Culture minister Leif Pagrotsky said that the government does not want Swedes to have to throw out the 25-30 million radio sets in the country which would not work on a digital audio broadcast (DAB) network.
Nor is the government prepared to bear the costs of running two networks in parallel.
The main advantage for the listener was supposed to be crystal-clear, interference-free reception, while broadcasters would be able to pack far more channels into the same amount of radio spectrum.
Trials with DAB radio, which began ten years ago, have cost 320 million kronor. But only 7,000 digital radio sets have been sold during that time.
The chairman of Swedish Radio, Ove Joanson, and managing director, Peter Örn, have said that they favour exclusive investment in DAB and the closure of the analogue FM network.
In a letter to Pagrotsky some months ago, the pair wrote that DAB is an “unavoidable condition” for the further development of Swedish Radio.
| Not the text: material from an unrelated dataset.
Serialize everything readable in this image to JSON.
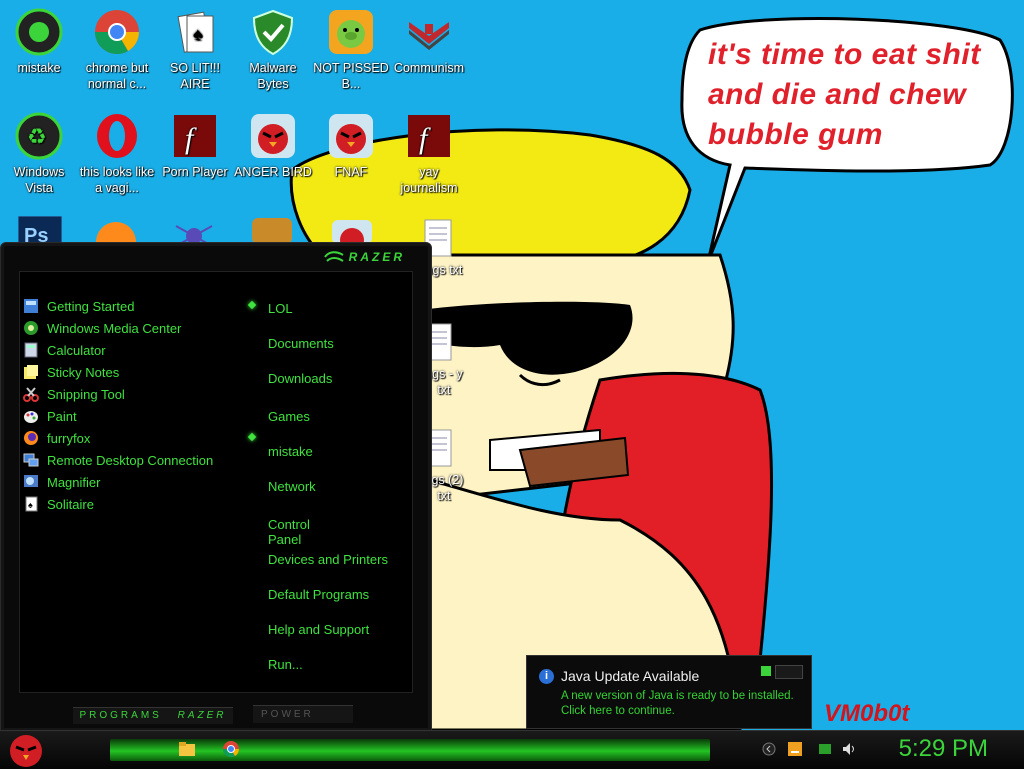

A rejection of the concept would, they argued, create “unacceptable conflicts” and a radio network “stuffed into an antiquated 1970s suit”.